A Note From The Late Great t0ny c0nrad, June 2005...
Stephen Vitiello is best known for the eerie recordings he made high up in the World Trade Center, by attaching microphones to the huge glass windows on the 91st floor. His sound works are site specific-marked by relationships to special places, reworking and echoing an often harsh and barren reality.
L.A. is not the future, and Arnold should be the first to know it. You know his films, and the dozens of post-apocalyptic movies and sci-fi novels: the tribal post-industrial future, where bands of survivors scavenge the leavings of the military-industrial complex. Stephen Vitiello has found this future in Buffalo, New York.
Buffalo was the L.A. of 1900: the first movies shot by electric lighting, houses by Frank Lloyd Wright, gateway to the West, and the most advanced transportation and industrial technologies of the day. In particular, advanced grain elevators were first introduced in Buffalo. Now those concrete Great Northern and Electric elevators stand empty and rusting in weedy fields, huge honeycombs of vertical cylindrical shafts, each tube the size of a New York apartment and running from over a hundred feet high almost to the ground. There, in the cobwebs, fallen concrete and rust of decades, is where Stephen Vitiello recorded the future.
Buffalo Bass Delay is haunted by the remembered sounds of 2005, today: the sounds of distant sirens and traffic on nearby Route 5, and the mournful heaving of passing locomotives.
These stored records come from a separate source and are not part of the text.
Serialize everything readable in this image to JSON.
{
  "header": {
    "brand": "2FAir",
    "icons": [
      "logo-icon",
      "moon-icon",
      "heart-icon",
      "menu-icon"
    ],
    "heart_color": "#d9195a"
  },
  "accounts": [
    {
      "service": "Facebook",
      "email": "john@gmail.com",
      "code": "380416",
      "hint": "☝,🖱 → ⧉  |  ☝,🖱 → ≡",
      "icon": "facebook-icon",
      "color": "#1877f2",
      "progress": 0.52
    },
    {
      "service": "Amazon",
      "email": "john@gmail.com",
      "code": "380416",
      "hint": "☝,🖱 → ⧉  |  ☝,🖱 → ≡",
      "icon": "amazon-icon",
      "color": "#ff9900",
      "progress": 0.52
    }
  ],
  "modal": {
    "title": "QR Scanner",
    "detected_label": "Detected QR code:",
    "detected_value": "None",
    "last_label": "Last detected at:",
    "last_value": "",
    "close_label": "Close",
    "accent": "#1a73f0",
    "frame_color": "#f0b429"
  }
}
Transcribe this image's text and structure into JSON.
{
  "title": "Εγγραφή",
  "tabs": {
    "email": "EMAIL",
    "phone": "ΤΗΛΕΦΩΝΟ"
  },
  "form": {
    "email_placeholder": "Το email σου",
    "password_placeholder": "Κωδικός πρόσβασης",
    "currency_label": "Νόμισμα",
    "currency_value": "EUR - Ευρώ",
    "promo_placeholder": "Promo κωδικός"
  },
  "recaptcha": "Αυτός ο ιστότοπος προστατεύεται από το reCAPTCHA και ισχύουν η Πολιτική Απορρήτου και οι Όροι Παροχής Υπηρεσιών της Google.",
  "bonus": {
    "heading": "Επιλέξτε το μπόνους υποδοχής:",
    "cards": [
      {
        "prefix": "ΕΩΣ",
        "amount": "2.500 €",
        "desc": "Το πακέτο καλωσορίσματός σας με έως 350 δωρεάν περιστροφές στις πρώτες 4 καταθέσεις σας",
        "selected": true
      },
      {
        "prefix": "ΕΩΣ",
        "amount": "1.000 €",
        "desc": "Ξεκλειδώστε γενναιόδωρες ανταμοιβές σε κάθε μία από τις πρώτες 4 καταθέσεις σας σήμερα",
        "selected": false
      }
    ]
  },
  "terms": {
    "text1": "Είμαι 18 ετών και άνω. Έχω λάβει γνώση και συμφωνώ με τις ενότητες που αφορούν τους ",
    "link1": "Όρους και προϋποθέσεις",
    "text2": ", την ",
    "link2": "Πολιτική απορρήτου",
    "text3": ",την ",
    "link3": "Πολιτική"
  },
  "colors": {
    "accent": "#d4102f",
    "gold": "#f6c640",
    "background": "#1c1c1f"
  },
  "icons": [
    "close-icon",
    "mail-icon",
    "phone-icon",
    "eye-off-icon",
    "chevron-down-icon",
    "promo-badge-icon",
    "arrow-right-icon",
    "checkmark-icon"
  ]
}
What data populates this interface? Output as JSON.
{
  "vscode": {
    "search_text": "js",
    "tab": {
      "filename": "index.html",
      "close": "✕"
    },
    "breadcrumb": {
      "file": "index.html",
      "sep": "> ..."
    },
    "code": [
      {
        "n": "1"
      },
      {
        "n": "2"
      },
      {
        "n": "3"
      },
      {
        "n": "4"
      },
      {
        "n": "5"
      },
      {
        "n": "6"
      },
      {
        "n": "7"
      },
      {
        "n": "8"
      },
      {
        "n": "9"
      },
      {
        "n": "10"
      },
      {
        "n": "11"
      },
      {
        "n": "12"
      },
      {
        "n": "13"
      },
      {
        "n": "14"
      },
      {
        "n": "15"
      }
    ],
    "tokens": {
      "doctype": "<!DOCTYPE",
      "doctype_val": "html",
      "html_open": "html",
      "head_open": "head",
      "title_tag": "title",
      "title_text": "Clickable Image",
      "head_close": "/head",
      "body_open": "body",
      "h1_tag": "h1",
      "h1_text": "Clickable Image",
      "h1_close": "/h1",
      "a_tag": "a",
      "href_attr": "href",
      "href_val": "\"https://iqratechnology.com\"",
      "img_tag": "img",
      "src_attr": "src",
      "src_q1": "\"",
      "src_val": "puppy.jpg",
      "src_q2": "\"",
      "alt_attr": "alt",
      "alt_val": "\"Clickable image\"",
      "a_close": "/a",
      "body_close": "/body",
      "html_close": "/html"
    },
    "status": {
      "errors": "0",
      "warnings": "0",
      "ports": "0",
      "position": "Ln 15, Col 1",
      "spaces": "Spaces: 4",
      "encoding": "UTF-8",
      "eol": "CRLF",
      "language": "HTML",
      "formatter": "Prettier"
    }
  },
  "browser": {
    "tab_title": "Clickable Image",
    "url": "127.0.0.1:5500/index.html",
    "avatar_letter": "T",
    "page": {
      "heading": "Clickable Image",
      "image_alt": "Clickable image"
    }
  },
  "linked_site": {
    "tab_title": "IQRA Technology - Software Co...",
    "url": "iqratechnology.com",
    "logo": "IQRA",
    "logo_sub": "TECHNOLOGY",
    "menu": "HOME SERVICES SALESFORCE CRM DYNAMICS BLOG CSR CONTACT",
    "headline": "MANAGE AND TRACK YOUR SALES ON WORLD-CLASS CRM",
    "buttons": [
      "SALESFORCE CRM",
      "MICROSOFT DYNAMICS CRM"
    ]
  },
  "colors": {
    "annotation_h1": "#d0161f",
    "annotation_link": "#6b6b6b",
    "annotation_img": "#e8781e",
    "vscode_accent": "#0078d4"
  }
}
Then, amid occasional wisps of faraway conversation, the sallow tribal rhythms and low whistling of the Last Men carry us up the time tunnel into that vague Never (or Ever) that good music always inhabits.
released May 29, 2020
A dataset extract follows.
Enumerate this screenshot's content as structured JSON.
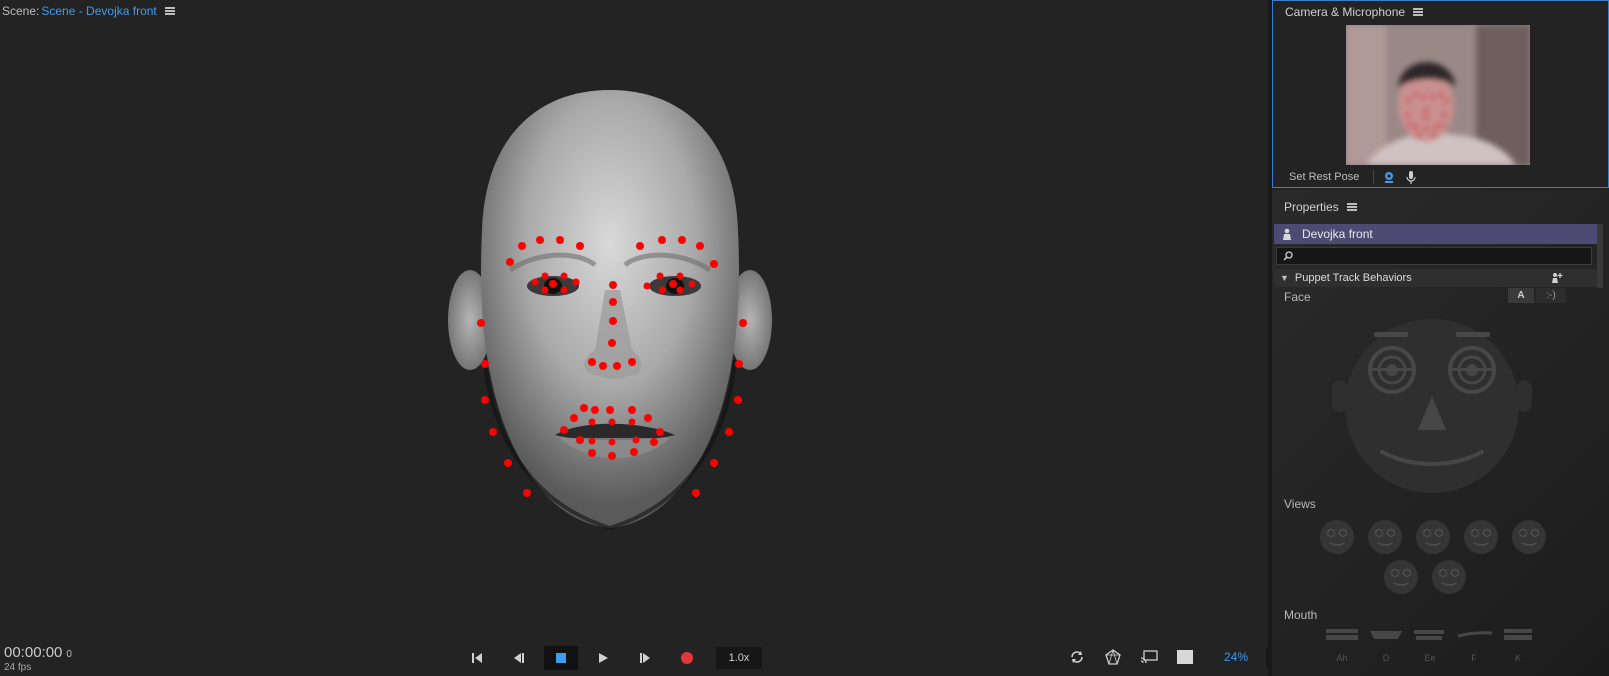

Buffalo Bass Delay was originally created as part of a Hallwalls Artists in Residence Project which is funded by the National Endowment for the Arts, a federal agency and The Andy Warhol Foundation for the Visual Arts.
project producer: Joanna Raczynska
executive producer: Ed Cardoni
field recording, Buffalo, NY, October 2003: Stephen Vitiello
whistles: Steve Baczkowski
overdubs, 2004-05, mix: Stephen Vitiello
Mastered by Lawrence English at Negative Space
supported by 16 fans who also own “Buffalo Bass Delay”
this album has given me one of the most impactful musical experiences I've ever had. It was driving me crazy while I was listening to it, but somehow it managed to hook me, so I couldn't help but listen to it again and again and again. If it isn't art in its true form, then I don't know how to call it. Ivan Seal and The Caretaker, thank you for releasing this masterpiece. deebrok